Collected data

********

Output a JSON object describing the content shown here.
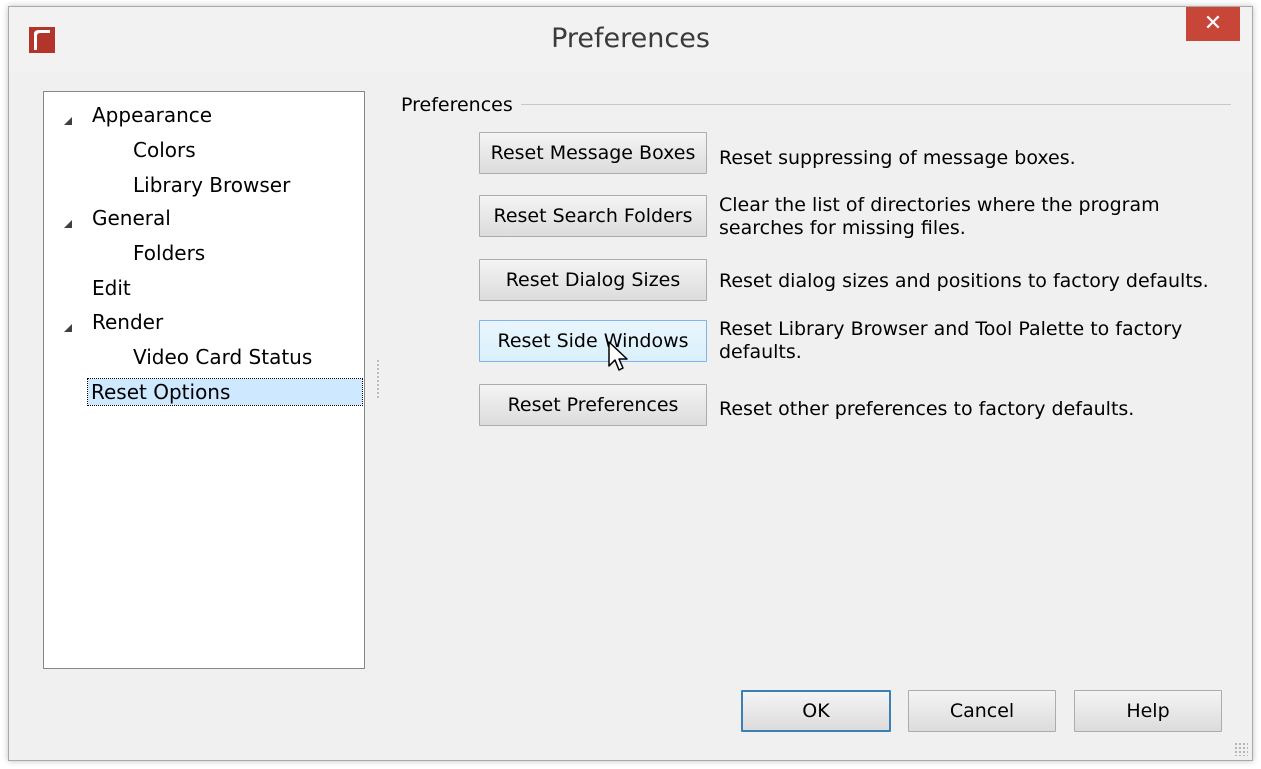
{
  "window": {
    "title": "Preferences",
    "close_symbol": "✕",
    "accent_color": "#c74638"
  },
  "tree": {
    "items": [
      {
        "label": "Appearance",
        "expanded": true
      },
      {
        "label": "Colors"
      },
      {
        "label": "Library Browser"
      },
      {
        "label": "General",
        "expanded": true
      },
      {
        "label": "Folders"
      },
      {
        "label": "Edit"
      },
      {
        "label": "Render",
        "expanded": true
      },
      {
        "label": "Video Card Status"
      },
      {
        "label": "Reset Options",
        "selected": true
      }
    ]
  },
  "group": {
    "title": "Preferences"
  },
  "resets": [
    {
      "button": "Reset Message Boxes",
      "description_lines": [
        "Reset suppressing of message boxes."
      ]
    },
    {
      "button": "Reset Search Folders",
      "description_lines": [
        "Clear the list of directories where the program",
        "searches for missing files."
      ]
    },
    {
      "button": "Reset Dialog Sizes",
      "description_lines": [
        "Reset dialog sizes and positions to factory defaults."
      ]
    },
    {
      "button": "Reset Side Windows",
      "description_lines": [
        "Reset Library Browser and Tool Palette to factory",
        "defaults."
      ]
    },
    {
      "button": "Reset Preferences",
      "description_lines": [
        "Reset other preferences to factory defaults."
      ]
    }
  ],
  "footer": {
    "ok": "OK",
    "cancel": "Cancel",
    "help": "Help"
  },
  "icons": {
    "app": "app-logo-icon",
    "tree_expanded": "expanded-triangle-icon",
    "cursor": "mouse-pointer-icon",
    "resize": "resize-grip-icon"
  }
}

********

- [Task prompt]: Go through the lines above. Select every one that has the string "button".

- [Exercise solution]:
      "button": "Reset Message Boxes",
      "button": "Reset Search Folders",
      "button": "Reset Dialog Sizes",
      "button": "Reset Side Windows",
      "button": "Reset Preferences",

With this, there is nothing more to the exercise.